• **ACTIVITY**
Go line by line through the data and copy those with the word "label".
Segment Start: RECORDS FOR THIS EXERCISE
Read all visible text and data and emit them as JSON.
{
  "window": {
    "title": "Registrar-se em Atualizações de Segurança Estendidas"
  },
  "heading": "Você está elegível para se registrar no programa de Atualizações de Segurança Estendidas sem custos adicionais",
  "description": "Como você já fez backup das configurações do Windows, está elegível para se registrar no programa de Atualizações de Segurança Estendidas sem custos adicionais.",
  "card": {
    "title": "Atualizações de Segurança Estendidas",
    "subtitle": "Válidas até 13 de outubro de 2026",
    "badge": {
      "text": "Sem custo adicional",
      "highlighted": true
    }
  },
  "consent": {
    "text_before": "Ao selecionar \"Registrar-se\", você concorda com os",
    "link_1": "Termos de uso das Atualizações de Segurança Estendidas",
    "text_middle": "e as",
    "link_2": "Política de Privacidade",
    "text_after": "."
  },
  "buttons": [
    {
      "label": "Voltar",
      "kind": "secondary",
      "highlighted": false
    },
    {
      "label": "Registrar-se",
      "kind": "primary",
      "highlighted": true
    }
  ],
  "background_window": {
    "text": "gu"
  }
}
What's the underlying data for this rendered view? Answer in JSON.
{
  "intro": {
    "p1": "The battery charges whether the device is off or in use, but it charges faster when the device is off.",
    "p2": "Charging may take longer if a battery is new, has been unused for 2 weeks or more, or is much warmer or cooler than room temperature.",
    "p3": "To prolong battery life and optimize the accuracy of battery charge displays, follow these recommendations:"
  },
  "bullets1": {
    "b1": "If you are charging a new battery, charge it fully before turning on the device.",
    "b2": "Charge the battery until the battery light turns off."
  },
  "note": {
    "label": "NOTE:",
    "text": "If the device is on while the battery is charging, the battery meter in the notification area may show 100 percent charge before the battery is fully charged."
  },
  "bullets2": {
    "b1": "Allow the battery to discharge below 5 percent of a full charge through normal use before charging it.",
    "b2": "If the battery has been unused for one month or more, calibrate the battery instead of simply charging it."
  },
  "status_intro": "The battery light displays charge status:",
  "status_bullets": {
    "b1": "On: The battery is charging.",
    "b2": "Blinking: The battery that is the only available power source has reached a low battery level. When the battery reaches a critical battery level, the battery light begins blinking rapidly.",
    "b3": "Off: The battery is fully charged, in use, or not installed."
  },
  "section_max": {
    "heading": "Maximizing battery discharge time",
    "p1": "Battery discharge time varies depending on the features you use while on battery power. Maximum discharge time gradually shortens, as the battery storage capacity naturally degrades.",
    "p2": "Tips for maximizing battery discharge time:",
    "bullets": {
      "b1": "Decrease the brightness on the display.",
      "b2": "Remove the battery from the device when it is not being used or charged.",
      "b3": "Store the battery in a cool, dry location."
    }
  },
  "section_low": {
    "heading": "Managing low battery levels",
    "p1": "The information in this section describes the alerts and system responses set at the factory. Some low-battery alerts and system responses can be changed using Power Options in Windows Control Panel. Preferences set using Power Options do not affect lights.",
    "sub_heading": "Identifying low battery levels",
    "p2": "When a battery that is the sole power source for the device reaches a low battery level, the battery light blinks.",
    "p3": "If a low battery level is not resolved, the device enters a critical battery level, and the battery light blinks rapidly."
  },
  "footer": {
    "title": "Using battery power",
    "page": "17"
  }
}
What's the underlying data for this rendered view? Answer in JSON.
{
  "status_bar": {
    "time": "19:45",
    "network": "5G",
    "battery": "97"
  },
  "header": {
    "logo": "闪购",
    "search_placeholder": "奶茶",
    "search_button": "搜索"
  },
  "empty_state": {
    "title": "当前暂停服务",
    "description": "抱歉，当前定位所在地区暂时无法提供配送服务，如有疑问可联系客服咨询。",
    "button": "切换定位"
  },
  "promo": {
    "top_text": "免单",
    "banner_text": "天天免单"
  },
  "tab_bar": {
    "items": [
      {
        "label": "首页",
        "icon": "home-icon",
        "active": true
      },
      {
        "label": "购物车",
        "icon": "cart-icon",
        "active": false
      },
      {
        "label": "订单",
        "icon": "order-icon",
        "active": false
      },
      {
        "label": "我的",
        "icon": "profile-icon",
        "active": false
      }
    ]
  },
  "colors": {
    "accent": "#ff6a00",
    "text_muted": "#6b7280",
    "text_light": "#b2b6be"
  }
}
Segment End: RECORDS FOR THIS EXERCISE
• **YOUR RESPONSE**
      "label": "Voltar",
      "label": "Registrar-se",
    "label": "NOTE:",
        "label": "首页",
        "label": "购物车",
        "label": "订单",
        "label": "我的",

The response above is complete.